“The Affordable Care Act has worked in Washington state because we fully embraced the reforms it offered – including expanding Medicaid and creating our own state Exchange. These decisions helped increase competition, provided better coverage and access, and fueled the largest drop in our uninsured in decades. Much more could be done to improve upon our progress, but that would take congressional action focused on shoring up the law, versus taking it down.
“For months, we’ve worked closely with our health insurers and other stakeholders in a concerted effort to try to explain to the Trump administration and congressional leaders what the impact could be to our market and most importantly, to our consumers, if this level of uncertainty and volatility continued. Today, our predictions came true.”
“Despite the strength and stability of our state’s marketplace efforts, we were disappointed with the health insurance filing proposals submitted with the Office of the Insurance Commissioner for participation on the 2018 Exchange,” added MacEwan. “While we are seeing a number of carriers returning this year, we also were dismayed by the role federal uncertainty played into the decision of others to discontinue offering products or scale back their existing service areas. This federal uncertainty is tied to whether the administration will continue to fund cost-sharing reductions or enforce the individual mandate.

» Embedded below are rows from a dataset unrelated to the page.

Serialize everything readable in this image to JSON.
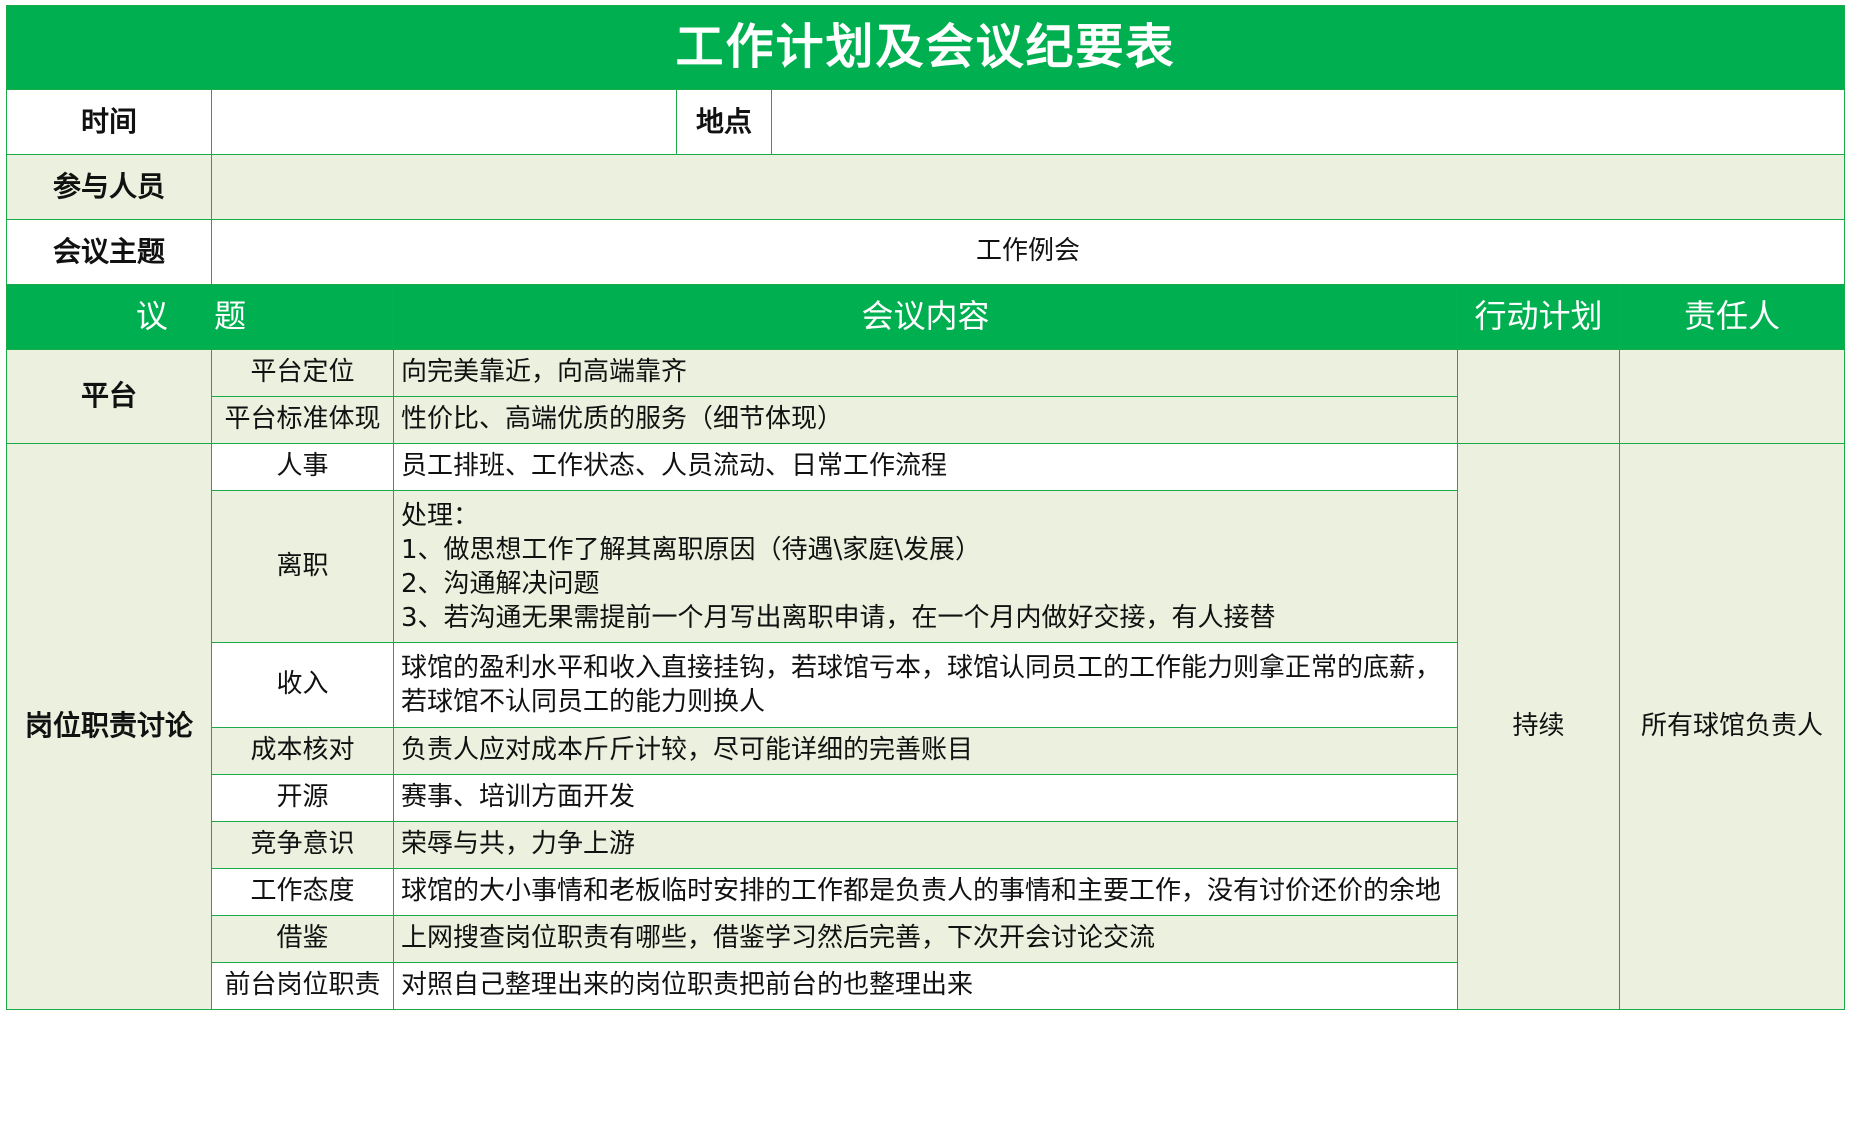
{
  "title": "工作计划及会议纪要表",
  "meta": {
    "time_label": "时间",
    "time_value": "",
    "place_label": "地点",
    "place_value": "",
    "attendees_label": "参与人员",
    "attendees_value": "",
    "topic_label": "会议主题",
    "topic_value": "工作例会"
  },
  "headers": {
    "agenda": "议 题",
    "content": "会议内容",
    "action": "行动计划",
    "owner": "责任人"
  },
  "groups": [
    {
      "name": "平台",
      "rows": [
        {
          "item": "平台定位",
          "content": [
            "向完美靠近，向高端靠齐"
          ]
        },
        {
          "item": "平台标准体现",
          "content": [
            "性价比、高端优质的服务（细节体现）"
          ]
        }
      ]
    },
    {
      "name": "岗位职责讨论",
      "rows": [
        {
          "item": "人事",
          "content": [
            "员工排班、工作状态、人员流动、日常工作流程"
          ]
        },
        {
          "item": "离职",
          "content": [
            "处理：",
            "1、做思想工作了解其离职原因（待遇\\家庭\\发展）",
            "2、沟通解决问题",
            "3、若沟通无果需提前一个月写出离职申请，在一个月内做好交接，有人接替"
          ]
        },
        {
          "item": "收入",
          "content": [
            "球馆的盈利水平和收入直接挂钩，若球馆亏本，球馆认同员工的工作能力则拿正常的底薪，",
            "若球馆不认同员工的能力则换人"
          ]
        },
        {
          "item": "成本核对",
          "content": [
            "负责人应对成本斤斤计较，尽可能详细的完善账目"
          ]
        },
        {
          "item": "开源",
          "content": [
            "赛事、培训方面开发"
          ]
        },
        {
          "item": "竞争意识",
          "content": [
            "荣辱与共，力争上游"
          ]
        },
        {
          "item": "工作态度",
          "content": [
            "球馆的大小事情和老板临时安排的工作都是负责人的事情和主要工作，没有讨价还价的余地"
          ]
        },
        {
          "item": "借鉴",
          "content": [
            "上网搜查岗位职责有哪些，借鉴学习然后完善，下次开会讨论交流"
          ]
        },
        {
          "item": "前台岗位职责",
          "content": [
            "对照自己整理出来的岗位职责把前台的也整理出来"
          ]
        }
      ]
    }
  ],
  "action_plan": "持续",
  "responsible": "所有球馆负责人",
  "colors": {
    "header_green": "#00b050",
    "row_tint": "#ebf1de",
    "border": "#1aaa48"
  }
}
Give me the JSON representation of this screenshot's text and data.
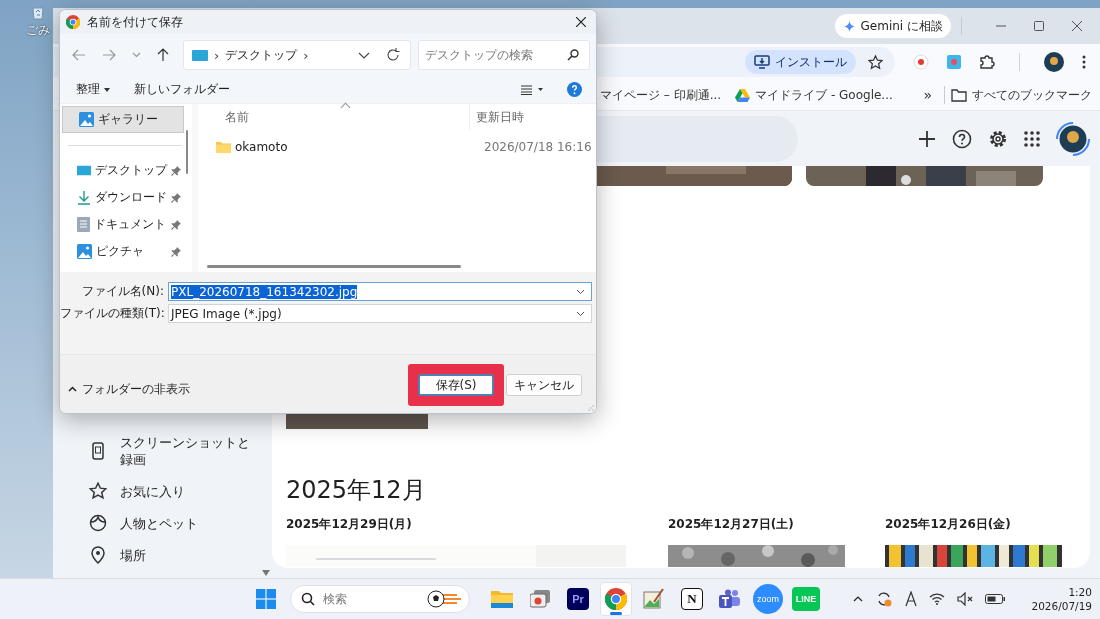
{
  "desktop": {
    "icon_label": "ごみ"
  },
  "browser": {
    "gemini_button": "Gemini に相談",
    "install_button": "インストール",
    "bookmarks": [
      {
        "label": "マイページ – 印刷通...",
        "kind": "page"
      },
      {
        "label": "マイドライブ - Google...",
        "kind": "drive"
      }
    ],
    "overflow": "»",
    "all_bookmarks": "すべてのブックマーク"
  },
  "photos": {
    "sidebar": [
      {
        "label": "スクリーンショットと録画",
        "kind": "screenshot"
      },
      {
        "label": "お気に入り",
        "kind": "favorite"
      },
      {
        "label": "人物とペット",
        "kind": "people"
      },
      {
        "label": "場所",
        "kind": "place"
      }
    ],
    "month": "2025年12月",
    "days": [
      "2025年12月29日(月)",
      "2025年12月27日(土)",
      "2025年12月26日(金)"
    ]
  },
  "dialog": {
    "title": "名前を付けて保存",
    "breadcrumb": [
      "›",
      "デスクトップ",
      "›"
    ],
    "search_placeholder": "デスクトップの検索",
    "organize": "整理",
    "new_folder": "新しいフォルダー",
    "nav": [
      {
        "label": "ギャラリー",
        "kind": "gallery",
        "selected": true,
        "pinned": false
      },
      {
        "label": "デスクトップ",
        "kind": "desktop",
        "selected": false,
        "pinned": true
      },
      {
        "label": "ダウンロード",
        "kind": "download",
        "selected": false,
        "pinned": true
      },
      {
        "label": "ドキュメント",
        "kind": "document",
        "selected": false,
        "pinned": true
      },
      {
        "label": "ピクチャ",
        "kind": "picture",
        "selected": false,
        "pinned": true
      }
    ],
    "columns": [
      "名前",
      "更新日時"
    ],
    "files": [
      {
        "name": "okamoto",
        "modified": "2026/07/18 16:16"
      }
    ],
    "filename_label": "ファイル名(N):",
    "filename": "PXL_20260718_161342302.jpg",
    "filetype_label": "ファイルの種類(T):",
    "filetype": "JPEG Image (*.jpg)",
    "hide_folders": "フォルダーの非表示",
    "save": "保存(S)",
    "cancel": "キャンセル"
  },
  "taskbar": {
    "search_placeholder": "検索",
    "apps": [
      {
        "kind": "explorer",
        "selected": false
      },
      {
        "kind": "gallery",
        "selected": false
      },
      {
        "kind": "premiere",
        "label": "Pr",
        "selected": false
      },
      {
        "kind": "chrome",
        "selected": true
      },
      {
        "kind": "paint",
        "selected": false
      },
      {
        "kind": "notion",
        "label": "N",
        "selected": false
      },
      {
        "kind": "teams",
        "selected": false
      },
      {
        "kind": "zoom",
        "label": "zoom",
        "selected": false
      },
      {
        "kind": "line",
        "label": "LINE",
        "selected": false
      }
    ],
    "time": "1:20",
    "date": "2026/07/19"
  }
}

“What makes today’s announcement particularly difficult is that the market forces at work are occurring outside of the Exchange’s purview and disrupting what was viewed as a stabilizing health insurance marketplace. And as we continue to wait for administrative guidance on these issues, we must watch as administrative indecision adversely affects our customers who rely on the Exchange to secure coverage – often with financial help – for themselves and their families.